- Fiza Pirani The Atlanta Journal-Constitution
Lawmakers met with representatives from social media giants Facebook and Twitter this week and demanded answers about why the companies haven’t done more to combat Russian interference on their sites.
Several Facebook ads linked to a Russian internet agency with the intention of influencing American public opinion during the 2016 presidential campaign and its aftermath were released Wednesday.
Russia’s Internet Research Agency potentially reached as many as 126 million Facebook users.
Before Wednesday, Facebook revealed more than 3,000 ads linked to the agency.
Another 2,752 Twitter accounts linked to the same group were uncovered and shut down.
About the ads
A bulk of the Facebook ads the agency bought encouraged support for then Republican presidential candidate Donald Trump or attacked Democrat nominee Hillary Clinton.
But many others targeted Facebook users with strong opinions on gun rights, illegal immigration, black activism, LGBTQ rights, Islamophobia and other issues that could be used to further exploit division.
According to a congressional testimony in March from Clint Watts, from George Washington University’s Center for Cyber and Homeland Security, creating and spreading fake content is part of another Russian strategy to undermine trust in news and information sources.
Several ads were images and others were videos or simply text.
How the Facebook ads work
Using targeting tools already available on Facebook, the agency was able to pinpoint their chosen audiences based on a multitude of factors — and put money behind the ads to increase visibility.
These Facebook ads would spread via fake profiles, pages and groups often set up by Russian-controlled organizations, such as the Internet Research Agency.
Such ads can appear in your news feed or on the right sidebar panel and often don’t look any different from other ads.

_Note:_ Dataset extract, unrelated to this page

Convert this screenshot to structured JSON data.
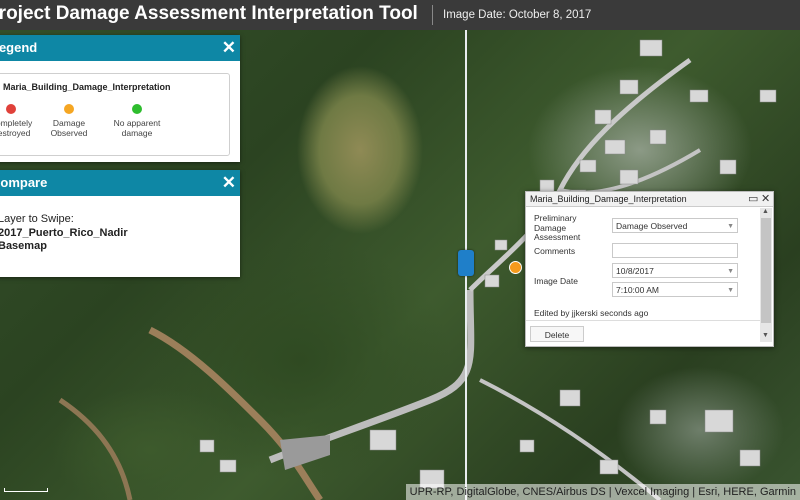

Simply clicking the “like” button or sharing an ad the way anyone would share a Facebook post only helped the ads get more visibility.
Some of Facebook’s targeting options for boosted or sponsored posts and ads include location, age, gender and interests.

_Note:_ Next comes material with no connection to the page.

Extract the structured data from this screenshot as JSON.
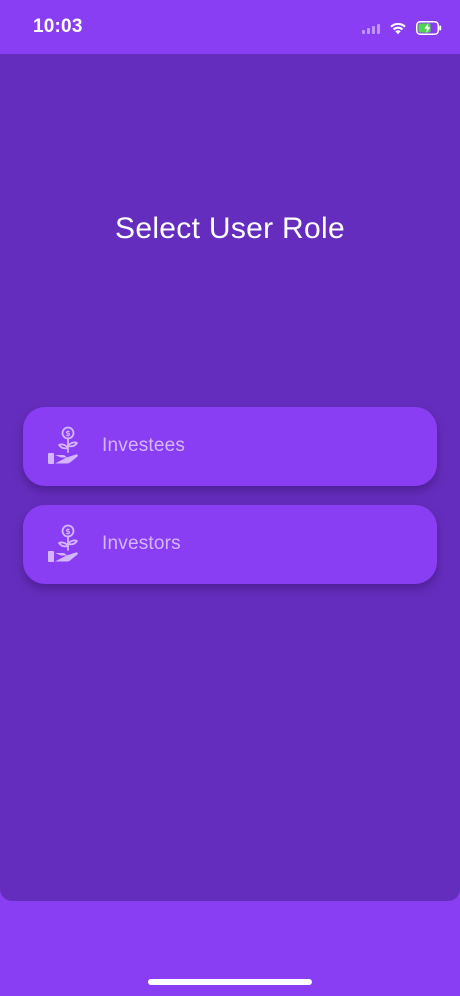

For example, a Russian-made page called “Donald Trump America” targeted those interested in Trump and the Trump family, many of whom were Trump supporters, for an ad calling for the “disqualification and removal of Hillary Clinton from the presidential ballot.”
Note that the post is labeled as sponsored (under the “Donald Trump America” page title).

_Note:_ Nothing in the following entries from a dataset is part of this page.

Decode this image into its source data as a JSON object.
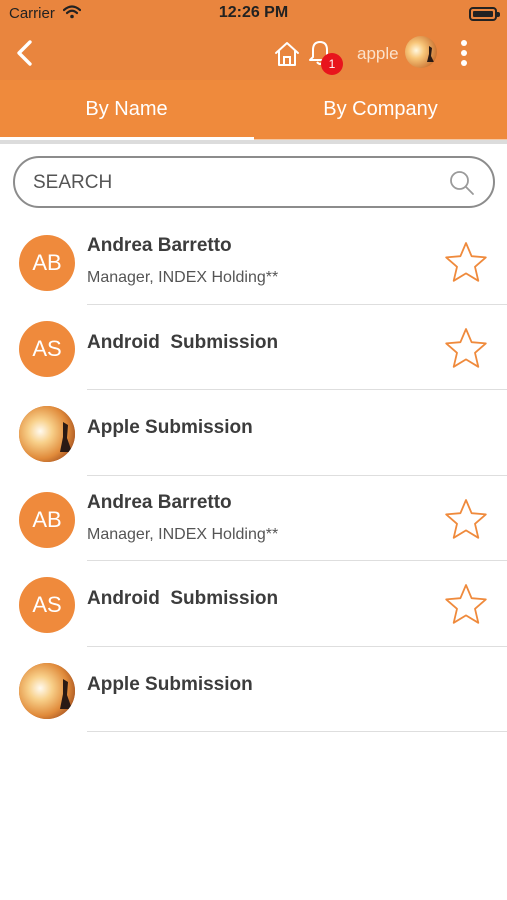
{
  "status_bar": {
    "carrier": "Carrier",
    "time": "12:26 PM"
  },
  "nav": {
    "user_name": "apple",
    "notification_count": "1"
  },
  "tabs": [
    {
      "label": "By Name",
      "active": true
    },
    {
      "label": "By Company",
      "active": false
    }
  ],
  "search": {
    "placeholder": "SEARCH",
    "value": ""
  },
  "contacts": [
    {
      "initials": "AB",
      "name": "Andrea Barretto",
      "subtitle": "Manager, INDEX Holding**",
      "favorite_star": true
    },
    {
      "initials": "AS",
      "name": "Android  Submission",
      "subtitle": "",
      "favorite_star": true
    },
    {
      "initials": "",
      "name": "Apple Submission",
      "subtitle": "",
      "favorite_star": false,
      "photo_avatar": true
    },
    {
      "initials": "AB",
      "name": "Andrea Barretto",
      "subtitle": "Manager, INDEX Holding**",
      "favorite_star": true
    },
    {
      "initials": "AS",
      "name": "Android  Submission",
      "subtitle": "",
      "favorite_star": true
    },
    {
      "initials": "",
      "name": "Apple Submission",
      "subtitle": "",
      "favorite_star": false,
      "photo_avatar": true
    }
  ],
  "colors": {
    "header": "#e9853e",
    "tab_bar": "#ef8a3c",
    "accent": "#ef8a3c",
    "badge": "#e8141c"
  },
  "icons": [
    "back-icon",
    "home-icon",
    "bell-icon",
    "more-vertical-icon",
    "search-icon",
    "star-outline-icon",
    "wifi-icon",
    "battery-icon"
  ]
}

Another Russian-made group called “Defend the 2nd” targeted gun rights advocates and users with like-minded likes and interests, including but not limited to association with the following Facebook groups or pages: National Rifle Association, Second Amendment Sisters and Gun Owners of America. This type of ad stroked fears around gun rights, one of America’s most divisive issues.
At times, ads would even promote fake events in cities by targeting users by location.
These Facebook targeting tools used by Russia are commonly used by advertisers and American political campaigns to target specific audiences.
How many people saw the ads?
The Russian ads linked to troll pages reached a total 11.4 million people. The troll pages themselves, where a total of 80,000 posts were created, reached 126 million people.
TechCrunch pulled together exactly which interest groups were targeted, how much spending went into specific Russian Facebook and Instagram ads provided to Congress and how many clicks and impressions each generated.